- Other central banks have had issues managing information
The Bank of Japan will look into a media report that said the BOJ board was discussing a negative interest rate policy just minutes before it surprised observers with the announcement.
BOJ Governor Haruhiko Kuroda told Parliament on Wednesday that the central bank wants to determine if the story was speculation or whether somebody passed on information from the policy meeting to the reporter. Finance Minister Taro Aso said he hopes there was no ethical breach and that the government will wait for the results of the BOJ inquiry.
The report by Japan’s Nikkei news service came while Kuroda and the board were in the closing stages of a two-day policy meeting.
It sparked sharp moves in the yen and the Japanese stock market before the policy statement was released at 12:38 p.m. in Tokyo on Jan. 29. Markets then zigzagged throughout the afternoon as investors digested the news.
The Nikkei report said that negative rates were being discussed due to growing concern about downward pressure on Japan’s economy and inflation because of low oil prices and the slowdown in China. The report didn’t identify the source of the information.

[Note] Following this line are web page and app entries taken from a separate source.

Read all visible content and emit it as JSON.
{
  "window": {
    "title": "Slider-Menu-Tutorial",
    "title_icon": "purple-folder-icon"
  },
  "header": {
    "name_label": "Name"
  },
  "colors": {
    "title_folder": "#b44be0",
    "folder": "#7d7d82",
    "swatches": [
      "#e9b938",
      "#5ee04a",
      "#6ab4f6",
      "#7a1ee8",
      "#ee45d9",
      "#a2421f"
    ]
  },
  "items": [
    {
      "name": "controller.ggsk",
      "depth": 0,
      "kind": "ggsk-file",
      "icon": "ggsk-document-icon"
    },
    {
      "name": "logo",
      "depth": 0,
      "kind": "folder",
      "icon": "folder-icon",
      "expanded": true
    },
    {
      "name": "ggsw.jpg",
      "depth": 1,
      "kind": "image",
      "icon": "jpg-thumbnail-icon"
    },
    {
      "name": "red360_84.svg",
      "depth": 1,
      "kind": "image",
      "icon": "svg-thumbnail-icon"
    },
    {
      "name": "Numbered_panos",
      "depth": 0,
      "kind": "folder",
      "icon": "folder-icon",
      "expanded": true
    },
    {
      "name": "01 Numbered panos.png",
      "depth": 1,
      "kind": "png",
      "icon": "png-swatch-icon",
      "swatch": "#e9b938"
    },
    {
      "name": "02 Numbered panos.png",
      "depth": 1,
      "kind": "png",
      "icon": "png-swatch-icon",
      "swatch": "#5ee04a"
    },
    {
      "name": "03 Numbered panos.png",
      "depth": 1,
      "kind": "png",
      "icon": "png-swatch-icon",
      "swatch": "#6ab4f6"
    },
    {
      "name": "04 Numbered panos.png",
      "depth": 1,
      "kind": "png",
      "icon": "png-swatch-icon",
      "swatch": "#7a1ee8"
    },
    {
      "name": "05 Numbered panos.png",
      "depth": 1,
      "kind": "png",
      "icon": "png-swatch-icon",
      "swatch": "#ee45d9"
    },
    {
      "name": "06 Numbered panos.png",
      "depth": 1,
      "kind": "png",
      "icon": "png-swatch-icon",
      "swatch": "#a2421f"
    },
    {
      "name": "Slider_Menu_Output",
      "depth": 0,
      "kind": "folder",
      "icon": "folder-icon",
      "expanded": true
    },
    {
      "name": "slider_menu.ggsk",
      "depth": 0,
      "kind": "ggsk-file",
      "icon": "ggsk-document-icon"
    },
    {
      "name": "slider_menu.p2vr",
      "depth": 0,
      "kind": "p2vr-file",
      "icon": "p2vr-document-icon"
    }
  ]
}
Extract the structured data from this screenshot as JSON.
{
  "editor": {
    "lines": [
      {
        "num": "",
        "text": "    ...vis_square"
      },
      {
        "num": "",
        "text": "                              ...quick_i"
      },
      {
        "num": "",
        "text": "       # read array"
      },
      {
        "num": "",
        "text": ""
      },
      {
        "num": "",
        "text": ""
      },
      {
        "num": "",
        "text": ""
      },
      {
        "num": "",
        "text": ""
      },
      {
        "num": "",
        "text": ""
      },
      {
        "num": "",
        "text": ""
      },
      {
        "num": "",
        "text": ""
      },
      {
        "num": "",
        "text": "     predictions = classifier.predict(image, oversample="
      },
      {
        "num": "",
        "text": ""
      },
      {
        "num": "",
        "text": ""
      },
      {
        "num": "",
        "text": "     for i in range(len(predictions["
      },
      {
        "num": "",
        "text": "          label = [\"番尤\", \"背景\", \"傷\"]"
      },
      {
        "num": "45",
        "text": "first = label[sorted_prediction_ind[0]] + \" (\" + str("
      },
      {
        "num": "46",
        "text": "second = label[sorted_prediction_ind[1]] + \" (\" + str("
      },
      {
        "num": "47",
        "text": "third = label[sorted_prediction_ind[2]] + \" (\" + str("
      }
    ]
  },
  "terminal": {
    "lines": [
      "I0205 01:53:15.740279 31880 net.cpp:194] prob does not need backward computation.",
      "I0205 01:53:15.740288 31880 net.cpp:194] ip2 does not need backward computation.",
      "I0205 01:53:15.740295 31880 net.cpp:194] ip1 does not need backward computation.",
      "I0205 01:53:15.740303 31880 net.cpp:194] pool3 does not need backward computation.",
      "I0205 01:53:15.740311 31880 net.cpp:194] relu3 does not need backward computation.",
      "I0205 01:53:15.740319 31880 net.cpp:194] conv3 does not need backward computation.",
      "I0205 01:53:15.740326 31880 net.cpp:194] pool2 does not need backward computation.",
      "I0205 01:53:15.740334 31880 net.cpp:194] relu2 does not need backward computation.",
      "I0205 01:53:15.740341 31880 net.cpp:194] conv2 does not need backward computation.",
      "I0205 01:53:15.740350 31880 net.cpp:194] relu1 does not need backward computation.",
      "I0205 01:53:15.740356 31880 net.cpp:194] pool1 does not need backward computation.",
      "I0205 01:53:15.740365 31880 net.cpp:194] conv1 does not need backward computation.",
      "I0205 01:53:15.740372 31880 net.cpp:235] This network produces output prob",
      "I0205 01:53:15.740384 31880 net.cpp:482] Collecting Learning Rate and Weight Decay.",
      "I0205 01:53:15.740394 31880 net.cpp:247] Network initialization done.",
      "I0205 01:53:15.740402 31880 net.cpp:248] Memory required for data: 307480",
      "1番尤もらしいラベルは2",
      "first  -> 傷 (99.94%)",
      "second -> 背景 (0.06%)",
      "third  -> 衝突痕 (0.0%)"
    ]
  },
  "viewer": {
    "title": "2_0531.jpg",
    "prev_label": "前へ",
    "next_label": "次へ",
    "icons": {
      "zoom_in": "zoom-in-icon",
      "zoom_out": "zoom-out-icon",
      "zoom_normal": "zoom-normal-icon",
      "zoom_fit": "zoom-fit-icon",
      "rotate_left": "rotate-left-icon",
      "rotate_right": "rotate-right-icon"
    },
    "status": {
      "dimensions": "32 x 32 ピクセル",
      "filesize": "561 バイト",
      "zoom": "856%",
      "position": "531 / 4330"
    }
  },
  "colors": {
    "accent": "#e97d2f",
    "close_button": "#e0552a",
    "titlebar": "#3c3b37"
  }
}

A Nikkei spokeswoman declined to answer questions over the phone, requesting that they be submitted by fax.
The board meeting ended at 12:31 p.m. , according to the BOJ. In addition to Kuroda and his eight board colleagues, two government representatives and about a dozen BOJ staff members usually attend the meetings.
Once a decision has been made, statements are printed for journalists who are allowed to look at them in a closed room with no outside communication until the BOJ makes the decision public. Reporters inside that room had the information for less than 10 minutes before its release on Jan. 29.
Takahiro Sekido, a former BOJ official and now a strategist at Bank of Tokyo-Mitsubishi UFJ Ltd., said that if there was a leak, it’s “a huge problem.”
If the central bank fails to control inside information properly, there is a risk that investors start looking to the media and not the BOJ itself for cues, said Daiju Aoki, a Japan economist at UBS Group AG.
Other central banks have had issues with managing confidential information.
The U.S. Federal Reserve issued guidelines for policy makers in July 2011, calling for them to to refrain from characterizing the views of other FOMC members and from publicly discussing the contents of meetings beyond what’s published in minutes of the closed-door sessions.
Policy details leaked out to Medley Global Advisors in October 2012 and are now the subject of at least two different probes -- one by Congress, and a joint criminal investigation conducted by the Fed’s inspector general and the U.S. Attorney.